### WORK TO COMPLETE
Among the lines below, which ones contain the word "color"? Copy every such line.

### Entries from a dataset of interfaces
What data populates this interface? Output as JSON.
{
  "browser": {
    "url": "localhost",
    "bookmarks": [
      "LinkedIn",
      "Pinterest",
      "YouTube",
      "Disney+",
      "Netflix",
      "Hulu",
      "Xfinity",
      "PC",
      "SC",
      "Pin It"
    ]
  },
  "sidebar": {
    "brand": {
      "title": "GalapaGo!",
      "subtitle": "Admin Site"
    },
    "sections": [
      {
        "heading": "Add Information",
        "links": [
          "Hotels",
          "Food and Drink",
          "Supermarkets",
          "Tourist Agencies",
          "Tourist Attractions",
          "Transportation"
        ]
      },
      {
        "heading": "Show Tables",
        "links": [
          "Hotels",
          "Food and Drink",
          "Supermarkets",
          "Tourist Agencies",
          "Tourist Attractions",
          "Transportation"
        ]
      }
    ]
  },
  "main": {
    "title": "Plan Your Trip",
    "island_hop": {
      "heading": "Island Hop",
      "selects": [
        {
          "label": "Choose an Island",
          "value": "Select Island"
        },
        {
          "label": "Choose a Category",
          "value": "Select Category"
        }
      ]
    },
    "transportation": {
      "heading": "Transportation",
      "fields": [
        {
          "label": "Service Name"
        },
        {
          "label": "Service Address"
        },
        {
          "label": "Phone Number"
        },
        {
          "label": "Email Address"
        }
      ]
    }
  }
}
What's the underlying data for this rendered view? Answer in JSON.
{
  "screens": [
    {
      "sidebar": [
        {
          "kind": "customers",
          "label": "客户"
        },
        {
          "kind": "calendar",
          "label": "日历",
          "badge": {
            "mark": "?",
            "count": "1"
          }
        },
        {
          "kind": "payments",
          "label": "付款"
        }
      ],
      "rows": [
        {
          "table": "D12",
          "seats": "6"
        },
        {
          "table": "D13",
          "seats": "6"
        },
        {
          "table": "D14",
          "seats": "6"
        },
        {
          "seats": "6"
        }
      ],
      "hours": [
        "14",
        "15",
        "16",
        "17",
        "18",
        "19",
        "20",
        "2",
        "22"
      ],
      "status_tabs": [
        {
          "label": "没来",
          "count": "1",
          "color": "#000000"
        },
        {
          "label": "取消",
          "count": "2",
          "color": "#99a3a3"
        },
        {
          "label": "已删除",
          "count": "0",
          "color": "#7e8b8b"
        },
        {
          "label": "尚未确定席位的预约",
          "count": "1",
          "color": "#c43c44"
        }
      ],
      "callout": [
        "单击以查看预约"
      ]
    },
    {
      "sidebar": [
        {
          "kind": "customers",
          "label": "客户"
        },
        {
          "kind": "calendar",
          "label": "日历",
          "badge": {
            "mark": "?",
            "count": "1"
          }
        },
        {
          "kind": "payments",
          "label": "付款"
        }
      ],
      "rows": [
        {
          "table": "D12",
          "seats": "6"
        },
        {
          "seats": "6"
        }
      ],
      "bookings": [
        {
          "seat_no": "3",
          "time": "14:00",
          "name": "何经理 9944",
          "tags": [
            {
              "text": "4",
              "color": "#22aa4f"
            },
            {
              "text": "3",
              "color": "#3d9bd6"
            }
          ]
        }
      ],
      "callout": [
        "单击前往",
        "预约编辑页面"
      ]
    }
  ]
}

### ANSWER BOX
          "color": "#000000"
          "color": "#99a3a3"
          "color": "#7e8b8b"
          "color": "#c43c44"
              "color": "#22aa4f"
              "color": "#3d9bd6"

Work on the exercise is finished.